OVERALL We are proposing the creation of a research program entitled, ?Increasing the therapeutic index of brain tumor treatment through innovative FLASH radiotherapy (FLASH-RT), focused on translating a novel irradiation modality rapidly into the clinic. The overall hypothesis to be tested is whether radiation delivered at ultra high dose rates (compared to the much lower dose rates used in current clinical practice) can significantly ameliorate normal tissue complications while maintaining acceptable if not improved tumor control. To test this hypothesis, the program will deploy a comprehensive series of preclinical studies across 4 projects that will evaluate effects of FLASH-RT on tumor control and neurocognition. Work at 3 performance sites (CHUV, Stanford, Indiana) will implement conventional and FLASH irradiation paradigms to evaluate how each radiation modality impacts GBM tumor control, neurocognition and associated pathologies in orthotopic tumor bearing and tumor free animals (Projects 1 and 2). A clinical trial conducted at the CHUV in Switzerland will recruit GBM dog patients to evaluate the therapeutic benefits of dose escalation using the FLASH modality. Lastly, each performance site will be involved in elucidating the mechanistic basis of the FLASH effect by altering oxygen tension during irradiation and by implementing redox sensitive transgenic mouse models. Importantly, this work will be facilitated and integrated by two critical research cores (dosimetry/physics and neurobehavioral). In the Dosimetry and Physics Core 2, radiation dosimetry will be cross-validated and technological innovation will be implemented across all irradiation platforms at the CHUV, Stanford and Indiana University. In the Neurobehavioral Core 3, animals irradiated at each performance site will be shipped to UCI where animals will be subjected to a standard and comprehensive battery of carefully controlled behavioral tests designed to evaluate how each irradiation paradigm functionally impacts cognition. The Administrative Core will serve as the organizational hub for all scientific and programmatic activities. The overall goal of this Core will be to centralize these activities while promoting efficiency in operations and transparency for the program investigators.

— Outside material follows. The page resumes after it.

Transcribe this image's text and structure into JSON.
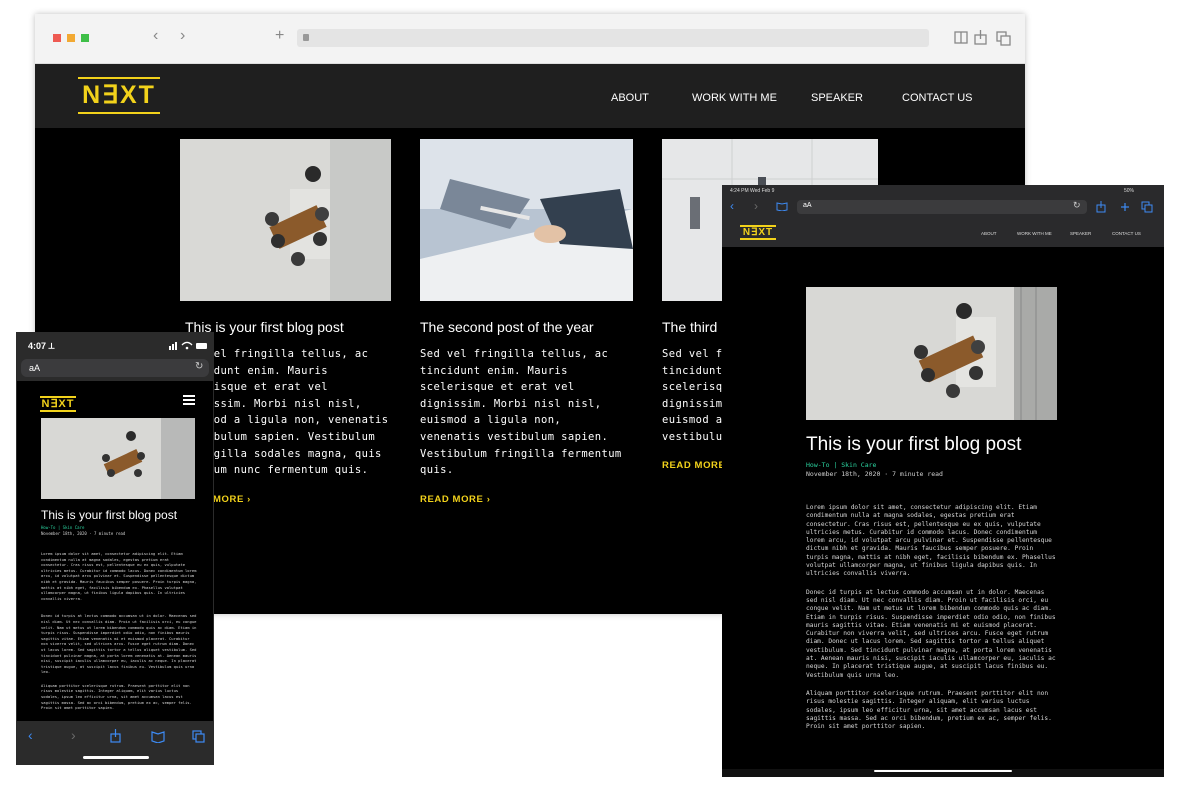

Glioblastoma multiforme (GBM) is the most common and deadliest form of brain cancer. The proposed program seeks to evaluate FLASH, a new radiation delivery platform that has shown strong promise for targeting cancer cells with significantly less harm to surrounding healthy tissue than is possible with current radiotherapies. Findings from proposed studies will enable the rapid translation of FLASH to the clinic, and provide a long-awaited breakthrough in the treatment of GBM.